Of all the body parts we train, none is more important than the mind.
There is an obsession in triathlon with logbooks and data, with tracking how far and how fast we have gone in our latest session. People think that if their logbook is in order, then so must be their preparation.
But it's when the discomfort strikes that they realize a strong mind is the most powerful weapon of all.
This is more or less the first thing my coach said to me, even if his macabre observation that he needed to "cut my head off" was a somewhat unconventional means of conveying that message. I was fretful and obsessive when I first turned pro, running at everything like a bull out of a gate.
"The training you got a handle on," he told me. "The walking around in nerd land you have not. You get over that the same way as you improve an athletic weakness -- by knowing and training it out. Life is nothing but a habit. Get to work."
I believe that it is my mind that has carried me through to some of my greatest victories -- a mind that I have had to work hard to train and hone.
The CNN Fit Nation Team will be no different. Training the brain will be as important as training the body. And although some characteristics are innate (self-motivation, drive, determination, stubbornness), I also think that there are strategies and tools that you can learn, develop and deploy.
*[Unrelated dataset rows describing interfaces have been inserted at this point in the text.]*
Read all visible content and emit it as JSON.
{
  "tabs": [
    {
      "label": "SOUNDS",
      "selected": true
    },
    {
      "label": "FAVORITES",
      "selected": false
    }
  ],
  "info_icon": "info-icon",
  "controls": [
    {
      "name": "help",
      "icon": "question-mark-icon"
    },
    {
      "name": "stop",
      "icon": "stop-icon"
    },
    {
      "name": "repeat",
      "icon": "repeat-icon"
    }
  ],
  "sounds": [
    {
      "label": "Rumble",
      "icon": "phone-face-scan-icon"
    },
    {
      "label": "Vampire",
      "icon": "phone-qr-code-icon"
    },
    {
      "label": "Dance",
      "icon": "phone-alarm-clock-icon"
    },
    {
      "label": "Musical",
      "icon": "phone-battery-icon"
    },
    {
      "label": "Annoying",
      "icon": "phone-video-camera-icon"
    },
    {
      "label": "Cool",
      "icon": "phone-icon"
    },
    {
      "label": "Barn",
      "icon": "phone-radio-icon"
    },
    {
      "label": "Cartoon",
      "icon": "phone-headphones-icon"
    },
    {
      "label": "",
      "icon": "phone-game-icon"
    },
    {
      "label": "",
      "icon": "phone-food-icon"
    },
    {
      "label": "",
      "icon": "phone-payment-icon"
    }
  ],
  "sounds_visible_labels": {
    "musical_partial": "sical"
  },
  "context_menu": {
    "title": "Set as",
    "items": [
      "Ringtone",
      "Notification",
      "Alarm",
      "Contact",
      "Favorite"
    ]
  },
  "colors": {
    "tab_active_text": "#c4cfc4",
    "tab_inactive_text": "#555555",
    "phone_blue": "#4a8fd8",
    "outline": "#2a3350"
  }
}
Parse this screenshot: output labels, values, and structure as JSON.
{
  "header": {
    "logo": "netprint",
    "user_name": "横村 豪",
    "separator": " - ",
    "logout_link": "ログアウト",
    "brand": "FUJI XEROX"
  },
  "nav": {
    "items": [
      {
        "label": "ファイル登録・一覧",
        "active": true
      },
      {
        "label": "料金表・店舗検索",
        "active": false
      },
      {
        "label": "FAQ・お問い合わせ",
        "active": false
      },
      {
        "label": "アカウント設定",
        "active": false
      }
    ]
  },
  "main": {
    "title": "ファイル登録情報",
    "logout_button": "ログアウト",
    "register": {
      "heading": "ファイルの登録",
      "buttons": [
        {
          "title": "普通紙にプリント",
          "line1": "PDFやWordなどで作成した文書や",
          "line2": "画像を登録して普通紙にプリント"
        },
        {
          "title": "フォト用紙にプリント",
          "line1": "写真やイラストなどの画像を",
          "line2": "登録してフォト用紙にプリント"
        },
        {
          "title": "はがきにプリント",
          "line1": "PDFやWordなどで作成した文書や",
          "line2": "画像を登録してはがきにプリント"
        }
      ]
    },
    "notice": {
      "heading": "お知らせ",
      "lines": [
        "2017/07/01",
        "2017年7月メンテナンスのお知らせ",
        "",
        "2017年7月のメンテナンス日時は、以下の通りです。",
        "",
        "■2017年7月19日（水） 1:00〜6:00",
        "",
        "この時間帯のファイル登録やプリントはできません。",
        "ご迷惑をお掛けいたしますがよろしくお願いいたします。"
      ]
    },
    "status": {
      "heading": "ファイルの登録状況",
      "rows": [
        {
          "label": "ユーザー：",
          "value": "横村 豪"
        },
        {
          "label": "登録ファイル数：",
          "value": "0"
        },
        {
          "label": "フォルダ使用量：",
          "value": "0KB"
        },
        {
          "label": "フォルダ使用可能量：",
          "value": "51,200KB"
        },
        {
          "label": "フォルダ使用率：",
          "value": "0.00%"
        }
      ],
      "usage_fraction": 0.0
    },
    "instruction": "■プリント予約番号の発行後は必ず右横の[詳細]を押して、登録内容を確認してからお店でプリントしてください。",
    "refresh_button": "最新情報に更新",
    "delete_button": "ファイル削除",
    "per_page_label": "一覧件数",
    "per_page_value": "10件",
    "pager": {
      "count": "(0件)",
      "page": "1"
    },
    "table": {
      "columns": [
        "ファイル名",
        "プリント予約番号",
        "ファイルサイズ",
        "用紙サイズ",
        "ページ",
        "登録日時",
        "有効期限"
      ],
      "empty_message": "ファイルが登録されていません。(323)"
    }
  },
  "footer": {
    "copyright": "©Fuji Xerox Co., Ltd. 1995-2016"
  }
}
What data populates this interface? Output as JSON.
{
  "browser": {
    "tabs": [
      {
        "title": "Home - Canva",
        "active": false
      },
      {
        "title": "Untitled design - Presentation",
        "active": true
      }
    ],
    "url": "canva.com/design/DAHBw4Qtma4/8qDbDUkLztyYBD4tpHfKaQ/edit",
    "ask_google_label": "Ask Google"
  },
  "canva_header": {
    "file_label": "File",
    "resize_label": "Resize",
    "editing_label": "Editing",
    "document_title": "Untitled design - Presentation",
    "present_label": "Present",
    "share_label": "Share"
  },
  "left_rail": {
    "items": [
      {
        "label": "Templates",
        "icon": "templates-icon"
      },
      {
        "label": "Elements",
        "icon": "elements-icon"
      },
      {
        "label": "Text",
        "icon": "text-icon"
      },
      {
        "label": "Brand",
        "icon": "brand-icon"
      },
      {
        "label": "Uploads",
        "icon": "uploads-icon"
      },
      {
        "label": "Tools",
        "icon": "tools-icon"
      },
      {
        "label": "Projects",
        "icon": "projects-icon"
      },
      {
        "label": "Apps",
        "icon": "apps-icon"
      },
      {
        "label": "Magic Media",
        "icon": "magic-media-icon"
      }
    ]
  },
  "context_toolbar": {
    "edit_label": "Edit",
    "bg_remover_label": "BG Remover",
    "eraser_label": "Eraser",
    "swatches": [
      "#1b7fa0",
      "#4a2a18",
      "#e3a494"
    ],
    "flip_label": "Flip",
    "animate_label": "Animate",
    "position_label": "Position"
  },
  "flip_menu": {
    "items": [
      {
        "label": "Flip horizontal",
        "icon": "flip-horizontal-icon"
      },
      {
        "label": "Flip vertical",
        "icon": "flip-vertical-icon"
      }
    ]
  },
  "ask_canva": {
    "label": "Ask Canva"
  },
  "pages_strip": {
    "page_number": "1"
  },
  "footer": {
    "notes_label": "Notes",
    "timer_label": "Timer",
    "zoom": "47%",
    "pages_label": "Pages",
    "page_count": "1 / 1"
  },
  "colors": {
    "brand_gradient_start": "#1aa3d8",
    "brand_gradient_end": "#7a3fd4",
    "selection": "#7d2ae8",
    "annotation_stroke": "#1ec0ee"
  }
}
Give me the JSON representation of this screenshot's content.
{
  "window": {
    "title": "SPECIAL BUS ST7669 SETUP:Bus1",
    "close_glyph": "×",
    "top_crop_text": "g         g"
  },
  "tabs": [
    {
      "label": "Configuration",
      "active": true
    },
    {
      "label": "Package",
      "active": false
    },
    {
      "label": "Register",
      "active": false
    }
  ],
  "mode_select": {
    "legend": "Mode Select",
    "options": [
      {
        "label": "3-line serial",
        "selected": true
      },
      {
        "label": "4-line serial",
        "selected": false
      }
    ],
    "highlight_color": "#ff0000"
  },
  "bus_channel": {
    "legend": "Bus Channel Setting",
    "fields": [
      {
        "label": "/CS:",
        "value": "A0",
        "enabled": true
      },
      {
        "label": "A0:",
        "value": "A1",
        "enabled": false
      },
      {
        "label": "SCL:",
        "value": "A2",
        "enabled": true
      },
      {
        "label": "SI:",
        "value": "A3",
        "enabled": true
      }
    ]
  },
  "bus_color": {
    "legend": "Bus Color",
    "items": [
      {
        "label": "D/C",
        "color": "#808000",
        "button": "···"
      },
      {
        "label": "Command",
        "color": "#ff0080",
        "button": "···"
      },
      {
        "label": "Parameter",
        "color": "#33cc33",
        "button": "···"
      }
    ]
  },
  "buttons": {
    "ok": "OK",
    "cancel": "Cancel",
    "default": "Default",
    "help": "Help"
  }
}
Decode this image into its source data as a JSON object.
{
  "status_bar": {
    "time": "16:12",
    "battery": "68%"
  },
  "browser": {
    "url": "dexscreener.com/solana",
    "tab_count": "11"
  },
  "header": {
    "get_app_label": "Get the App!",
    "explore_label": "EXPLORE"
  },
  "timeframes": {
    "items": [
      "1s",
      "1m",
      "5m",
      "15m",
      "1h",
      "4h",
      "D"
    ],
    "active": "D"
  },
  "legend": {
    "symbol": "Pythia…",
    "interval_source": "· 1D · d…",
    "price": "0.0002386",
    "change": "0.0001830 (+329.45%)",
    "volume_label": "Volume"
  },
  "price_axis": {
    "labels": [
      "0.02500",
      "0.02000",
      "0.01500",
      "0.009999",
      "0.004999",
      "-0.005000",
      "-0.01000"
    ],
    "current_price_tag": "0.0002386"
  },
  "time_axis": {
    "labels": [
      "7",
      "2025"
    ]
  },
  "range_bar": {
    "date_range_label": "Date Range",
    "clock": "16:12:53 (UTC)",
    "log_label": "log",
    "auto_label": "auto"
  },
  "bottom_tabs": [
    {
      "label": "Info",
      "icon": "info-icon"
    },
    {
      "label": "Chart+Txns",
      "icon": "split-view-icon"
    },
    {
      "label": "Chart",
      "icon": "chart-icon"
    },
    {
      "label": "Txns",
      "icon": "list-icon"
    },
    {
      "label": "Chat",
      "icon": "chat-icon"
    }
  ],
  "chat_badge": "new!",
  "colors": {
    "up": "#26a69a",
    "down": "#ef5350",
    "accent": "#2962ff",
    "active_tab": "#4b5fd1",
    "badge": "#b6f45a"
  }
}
Remaining positive really is one of the most precious faculties for any athlete. That and an ability to stay focused and disciplined. I encourage every member of the Fit Nation team to develop a mind bank of positive images and thoughts -- family, friends, previous successes, favorite places, a big pizza. They will need to build it up as they would any collection, but soon they will have a range of thoughts to flick through when their bodies are screaming for them to stop.
I also write my own mantra on my race wristband: "Never, ever give up -- and smile." It might not be the same for everyone, but smiling, for me, is crucial.
First of all, it relaxes my face and gives me a lift. Second, it shows how much I love the sport. We need to take triathlon seriously, but ultimately it is something to be enjoyed. Through my smile, I like to convey that joy and passion for what I am doing. Third, a smile is often useful to mask the pain and covey the impression that I am finding things easy.